Subject: RE: Pop Instrumentals - The Horse (1968) - Cliff Nobles
Interesting point about instrumentals being mainly turntable hits, but that of courses suggests that they were played on radio, but failed to sell to the buyers.|
Yet many of them charted, at a time when the charts were based purely on sales - and airplay figures were not included in the chart positions.
In fact, if you look at the monthly sales figures provided by the record labels during the 50's amd 60's, it is clear that tracks like "Theme From A Summer Place", "Stranger On The Shore" and "Tequila" outsold the top vocals from the same years.
Again, official Gold Discs were awarded purely on sales figures, not chart or airplay positions, and between 1955 and 1963, the proportion of Gold Discs awarded to instrumental soloists and units in those years, was remarkably high.
As a kid, (and this is purely from memory), I actually went out and bought "On The Rebound", "Last Date" (and several other lower-charting Floyd Cramer titles), "Wheels", "Summer Place", "Walk Don't Run", "Topsy", "Take Five", "Apache", "Exodus", "Let There Be Drums", "Because They're Young" and "Shazam" (along with a few other Duane Eddy tracks), plus "Percolator Twist", "Wham" by Lonnie Mack and even "Hawaii 5-0", and when I look back now at the actual sales figures, I was obviously not all that unique.
Some of the instrumentalists were just huge.
Duane Eddy was up there alongside Buddy Holly, and Fats Domino and even Elvis, while The Ventures for example, sold more albums than quite a lot of vocal groups.
Even in the UK, The Shadows often out-charted their lead vocalist Cliff Richard, at a time when airplay had absolutely no input into the charts.
In fact, I wonder if Billboard's decision to include airplay returns alongside sales when compiling the Top 40 charts actually weakened the chart positioning of instrumentals?
I ask that simply because once they did this, instrumentals began to disappear from the singles charts - yet they continued to appear on the album charts which were still based purely on sales.
Nowadays, with charts based almost purely on airplay, no instrumentals appear, but if you look at the few remaining charts based purely on sales, you will still see the occasional entry.

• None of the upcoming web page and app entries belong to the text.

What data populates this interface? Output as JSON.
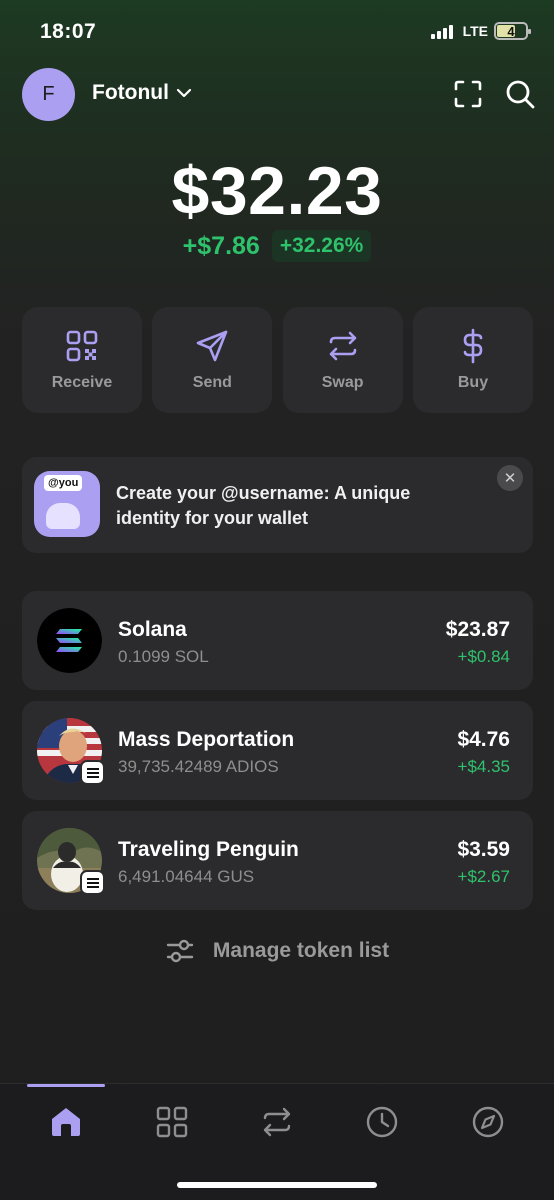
{
  "status_bar": {
    "time": "18:07",
    "network": "LTE",
    "battery": "4"
  },
  "header": {
    "avatar_letter": "F",
    "account_name": "Fotonul"
  },
  "balance": {
    "total": "$32.23",
    "change_abs": "+$7.86",
    "change_pct": "+32.26%"
  },
  "actions": [
    {
      "label": "Receive",
      "icon": "qr-code-icon"
    },
    {
      "label": "Send",
      "icon": "send-icon"
    },
    {
      "label": "Swap",
      "icon": "swap-icon"
    },
    {
      "label": "Buy",
      "icon": "dollar-icon"
    }
  ],
  "promo": {
    "tag": "@you",
    "text": "Create your @username: A unique identity for your wallet"
  },
  "tokens": [
    {
      "name": "Solana",
      "amount": "0.1099 SOL",
      "value": "$23.87",
      "change": "+$0.84"
    },
    {
      "name": "Mass Deportation",
      "amount": "39,735.42489 ADIOS",
      "value": "$4.76",
      "change": "+$4.35"
    },
    {
      "name": "Traveling Penguin",
      "amount": "6,491.04644 GUS",
      "value": "$3.59",
      "change": "+$2.67"
    }
  ],
  "manage": {
    "label": "Manage token list"
  },
  "tabs": [
    "home-icon",
    "grid-icon",
    "swap-icon",
    "history-icon",
    "explore-icon"
  ],
  "colors": {
    "accent": "#ab9ff2",
    "positive": "#2ec26c",
    "card": "#2b2b2d",
    "muted": "#9a9a9a"
  }
}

I think the Liverpool invasion finished off the instrumentals, but I do not know why.
I remember interviewing Freddie of Freddie & The Dreamers some years ago, and asking him why The Dreamers (unlike for example Billy J Kramer's group The Dakotas) performed no instrumentals on stage, and his answer was more or less that girls preferred the vocals - only guys bought instrumentals and he wanted to attract the girl fans!
The last instrumemtal I remember paying money for (as opposed to getting it for free from a record label!) was probably Van McCoy's "The Hustle" although come to think of it, I did buy Floyd Cramer's single "Theme From Dallas" around 1980, when RCA failed to supply our radio station with the single.
If I had to pick my top ten singles of all time, I do not think too many instrumentals would feature - but one certainly would - Percy Faith's "Theme From A Summer Place".
It might even make Number 1!
Come on John - dig up an unusual version of it for an old man.